What is expected:
Each line that includes the word "this" should be copied from the records.

Data for review:
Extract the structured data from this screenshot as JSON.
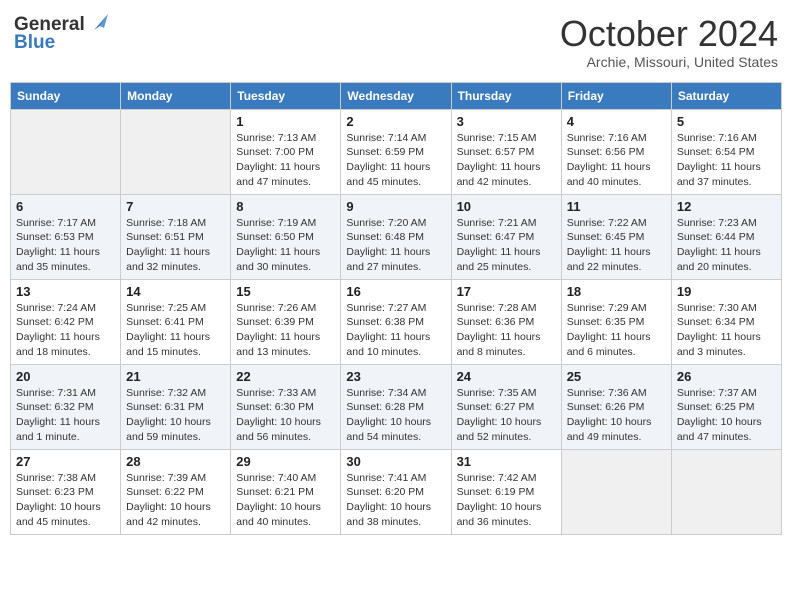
{
  "header": {
    "logo_general": "General",
    "logo_blue": "Blue",
    "month_title": "October 2024",
    "location": "Archie, Missouri, United States"
  },
  "days_of_week": [
    "Sunday",
    "Monday",
    "Tuesday",
    "Wednesday",
    "Thursday",
    "Friday",
    "Saturday"
  ],
  "weeks": [
    [
      {
        "day": "",
        "sunrise": "",
        "sunset": "",
        "daylight": ""
      },
      {
        "day": "",
        "sunrise": "",
        "sunset": "",
        "daylight": ""
      },
      {
        "day": "1",
        "sunrise": "Sunrise: 7:13 AM",
        "sunset": "Sunset: 7:00 PM",
        "daylight": "Daylight: 11 hours and 47 minutes."
      },
      {
        "day": "2",
        "sunrise": "Sunrise: 7:14 AM",
        "sunset": "Sunset: 6:59 PM",
        "daylight": "Daylight: 11 hours and 45 minutes."
      },
      {
        "day": "3",
        "sunrise": "Sunrise: 7:15 AM",
        "sunset": "Sunset: 6:57 PM",
        "daylight": "Daylight: 11 hours and 42 minutes."
      },
      {
        "day": "4",
        "sunrise": "Sunrise: 7:16 AM",
        "sunset": "Sunset: 6:56 PM",
        "daylight": "Daylight: 11 hours and 40 minutes."
      },
      {
        "day": "5",
        "sunrise": "Sunrise: 7:16 AM",
        "sunset": "Sunset: 6:54 PM",
        "daylight": "Daylight: 11 hours and 37 minutes."
      }
    ],
    [
      {
        "day": "6",
        "sunrise": "Sunrise: 7:17 AM",
        "sunset": "Sunset: 6:53 PM",
        "daylight": "Daylight: 11 hours and 35 minutes."
      },
      {
        "day": "7",
        "sunrise": "Sunrise: 7:18 AM",
        "sunset": "Sunset: 6:51 PM",
        "daylight": "Daylight: 11 hours and 32 minutes."
      },
      {
        "day": "8",
        "sunrise": "Sunrise: 7:19 AM",
        "sunset": "Sunset: 6:50 PM",
        "daylight": "Daylight: 11 hours and 30 minutes."
      },
      {
        "day": "9",
        "sunrise": "Sunrise: 7:20 AM",
        "sunset": "Sunset: 6:48 PM",
        "daylight": "Daylight: 11 hours and 27 minutes."
      },
      {
        "day": "10",
        "sunrise": "Sunrise: 7:21 AM",
        "sunset": "Sunset: 6:47 PM",
        "daylight": "Daylight: 11 hours and 25 minutes."
      },
      {
        "day": "11",
        "sunrise": "Sunrise: 7:22 AM",
        "sunset": "Sunset: 6:45 PM",
        "daylight": "Daylight: 11 hours and 22 minutes."
      },
      {
        "day": "12",
        "sunrise": "Sunrise: 7:23 AM",
        "sunset": "Sunset: 6:44 PM",
        "daylight": "Daylight: 11 hours and 20 minutes."
      }
    ],
    [
      {
        "day": "13",
        "sunrise": "Sunrise: 7:24 AM",
        "sunset": "Sunset: 6:42 PM",
        "daylight": "Daylight: 11 hours and 18 minutes."
      },
      {
        "day": "14",
        "sunrise": "Sunrise: 7:25 AM",
        "sunset": "Sunset: 6:41 PM",
        "daylight": "Daylight: 11 hours and 15 minutes."
      },
      {
        "day": "15",
        "sunrise": "Sunrise: 7:26 AM",
        "sunset": "Sunset: 6:39 PM",
        "daylight": "Daylight: 11 hours and 13 minutes."
      },
      {
        "day": "16",
        "sunrise": "Sunrise: 7:27 AM",
        "sunset": "Sunset: 6:38 PM",
        "daylight": "Daylight: 11 hours and 10 minutes."
      },
      {
        "day": "17",
        "sunrise": "Sunrise: 7:28 AM",
        "sunset": "Sunset: 6:36 PM",
        "daylight": "Daylight: 11 hours and 8 minutes."
      },
      {
        "day": "18",
        "sunrise": "Sunrise: 7:29 AM",
        "sunset": "Sunset: 6:35 PM",
        "daylight": "Daylight: 11 hours and 6 minutes."
      },
      {
        "day": "19",
        "sunrise": "Sunrise: 7:30 AM",
        "sunset": "Sunset: 6:34 PM",
        "daylight": "Daylight: 11 hours and 3 minutes."
      }
    ],
    [
      {
        "day": "20",
        "sunrise": "Sunrise: 7:31 AM",
        "sunset": "Sunset: 6:32 PM",
        "daylight": "Daylight: 11 hours and 1 minute."
      },
      {
        "day": "21",
        "sunrise": "Sunrise: 7:32 AM",
        "sunset": "Sunset: 6:31 PM",
        "daylight": "Daylight: 10 hours and 59 minutes."
      },
      {
        "day": "22",
        "sunrise": "Sunrise: 7:33 AM",
        "sunset": "Sunset: 6:30 PM",
        "daylight": "Daylight: 10 hours and 56 minutes."
      },
      {
        "day": "23",
        "sunrise": "Sunrise: 7:34 AM",
        "sunset": "Sunset: 6:28 PM",
        "daylight": "Daylight: 10 hours and 54 minutes."
      },
      {
        "day": "24",
        "sunrise": "Sunrise: 7:35 AM",
        "sunset": "Sunset: 6:27 PM",
        "daylight": "Daylight: 10 hours and 52 minutes."
      },
      {
        "day": "25",
        "sunrise": "Sunrise: 7:36 AM",
        "sunset": "Sunset: 6:26 PM",
        "daylight": "Daylight: 10 hours and 49 minutes."
      },
      {
        "day": "26",
        "sunrise": "Sunrise: 7:37 AM",
        "sunset": "Sunset: 6:25 PM",
        "daylight": "Daylight: 10 hours and 47 minutes."
      }
    ],
    [
      {
        "day": "27",
        "sunrise": "Sunrise: 7:38 AM",
        "sunset": "Sunset: 6:23 PM",
        "daylight": "Daylight: 10 hours and 45 minutes."
      },
      {
        "day": "28",
        "sunrise": "Sunrise: 7:39 AM",
        "sunset": "Sunset: 6:22 PM",
        "daylight": "Daylight: 10 hours and 42 minutes."
      },
      {
        "day": "29",
        "sunrise": "Sunrise: 7:40 AM",
        "sunset": "Sunset: 6:21 PM",
        "daylight": "Daylight: 10 hours and 40 minutes."
      },
      {
        "day": "30",
        "sunrise": "Sunrise: 7:41 AM",
        "sunset": "Sunset: 6:20 PM",
        "daylight": "Daylight: 10 hours and 38 minutes."
      },
      {
        "day": "31",
        "sunrise": "Sunrise: 7:42 AM",
        "sunset": "Sunset: 6:19 PM",
        "daylight": "Daylight: 10 hours and 36 minutes."
      },
      {
        "day": "",
        "sunrise": "",
        "sunset": "",
        "daylight": ""
      },
      {
        "day": "",
        "sunrise": "",
        "sunset": "",
        "daylight": ""
      }
    ]
  ]
}
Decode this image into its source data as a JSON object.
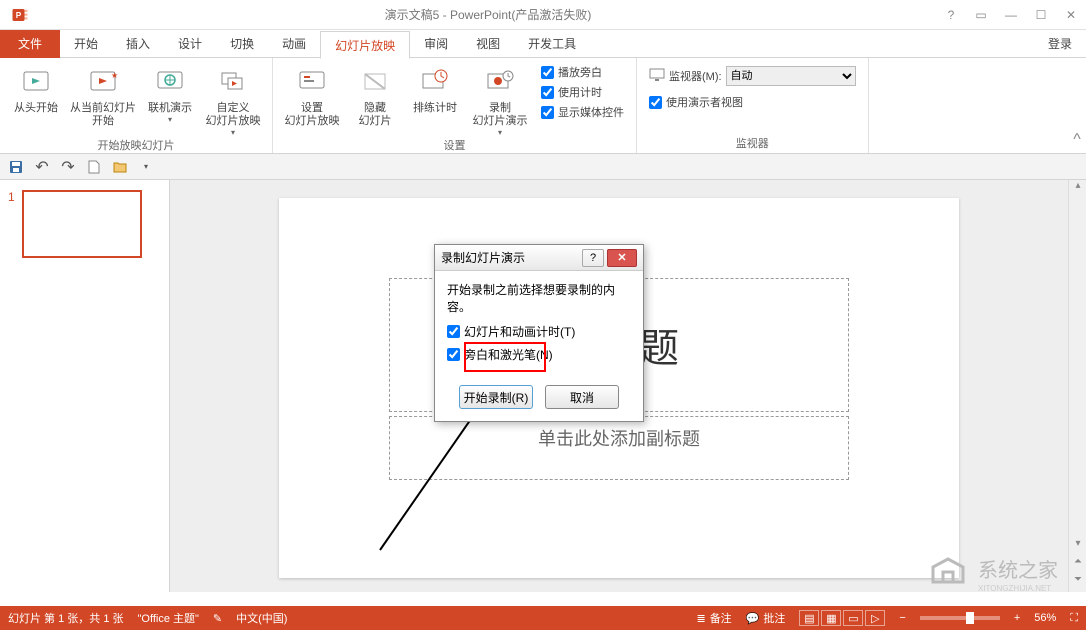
{
  "app": {
    "title": "演示文稿5 - PowerPoint(产品激活失败)"
  },
  "tabs": {
    "file": "文件",
    "home": "开始",
    "insert": "插入",
    "design": "设计",
    "transitions": "切换",
    "animations": "动画",
    "slideshow": "幻灯片放映",
    "review": "审阅",
    "view": "视图",
    "developer": "开发工具",
    "login": "登录"
  },
  "ribbon": {
    "from_beginning": "从头开始",
    "from_current": "从当前幻灯片\n开始",
    "present_online": "联机演示",
    "custom_show": "自定义\n幻灯片放映",
    "group1": "开始放映幻灯片",
    "setup_show": "设置\n幻灯片放映",
    "hide_slide": "隐藏\n幻灯片",
    "rehearse": "排练计时",
    "record": "录制\n幻灯片演示",
    "play_narr": "播放旁白",
    "use_timings": "使用计时",
    "show_media": "显示媒体控件",
    "group2": "设置",
    "monitor_label": "监视器(M):",
    "monitor_value": "自动",
    "presenter_view": "使用演示者视图",
    "group3": "监视器"
  },
  "slide": {
    "number": "1",
    "title_placeholder": "加标题",
    "subtitle_placeholder": "单击此处添加副标题"
  },
  "dialog": {
    "title": "录制幻灯片演示",
    "prompt": "开始录制之前选择想要录制的内容。",
    "opt1": "幻灯片和动画计时(T)",
    "opt2": "旁白和激光笔(N)",
    "start": "开始录制(R)",
    "cancel": "取消"
  },
  "status": {
    "slide_info": "幻灯片 第 1 张，共 1 张",
    "theme": "\"Office 主题\"",
    "lang": "中文(中国)",
    "notes": "备注",
    "comments": "批注",
    "zoom": "56%"
  },
  "watermark": "系统之家"
}
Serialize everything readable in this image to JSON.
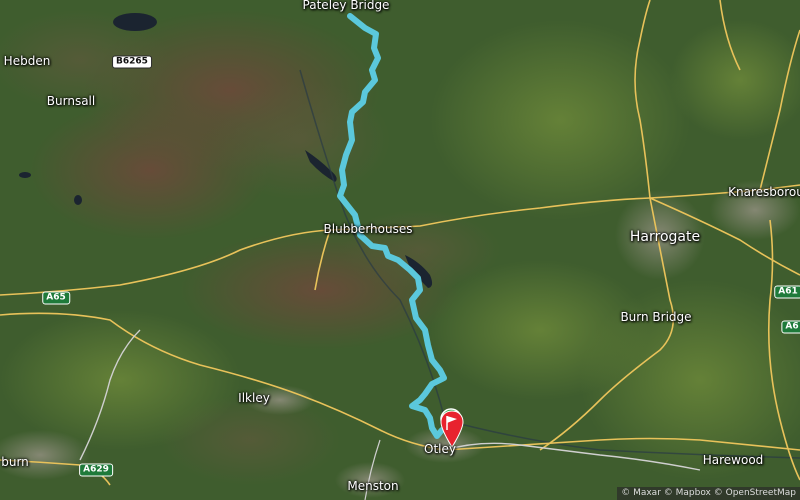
{
  "map": {
    "places": [
      {
        "id": "pateley-bridge",
        "label": "Pateley Bridge"
      },
      {
        "id": "hebden",
        "label": "Hebden"
      },
      {
        "id": "burnsall",
        "label": "Burnsall"
      },
      {
        "id": "blubberhouses",
        "label": "Blubberhouses"
      },
      {
        "id": "harrogate",
        "label": "Harrogate"
      },
      {
        "id": "knaresborough",
        "label": "Knaresborou"
      },
      {
        "id": "burn-bridge",
        "label": "Burn Bridge"
      },
      {
        "id": "ilkley",
        "label": "Ilkley"
      },
      {
        "id": "otley",
        "label": "Otley"
      },
      {
        "id": "menston",
        "label": "Menston"
      },
      {
        "id": "harewood",
        "label": "Harewood"
      },
      {
        "id": "burn-left",
        "label": "burn"
      }
    ],
    "road_shields": [
      {
        "id": "b6265",
        "label": "B6265",
        "style": "white"
      },
      {
        "id": "a65",
        "label": "A65",
        "style": "green"
      },
      {
        "id": "a629",
        "label": "A629",
        "style": "green"
      },
      {
        "id": "a61",
        "label": "A61",
        "style": "green"
      },
      {
        "id": "a6",
        "label": "A6",
        "style": "green"
      }
    ],
    "route_color": "#5bc8dc",
    "road_color": "#e8c25a",
    "attribution": "© Maxar © Mapbox © OpenStreetMap"
  }
}
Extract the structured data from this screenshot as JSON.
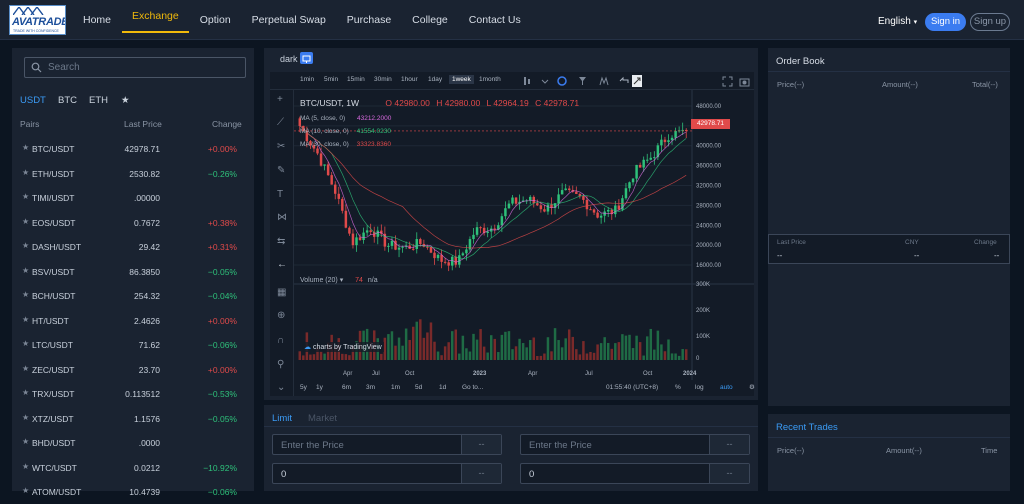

Exercise response:
Extract the structured data from this screenshot as JSON.
Decode this image into its source data as a JSON object.
Serialize everything readable in this image to JSON.
Extract the structured data from this screenshot as JSON.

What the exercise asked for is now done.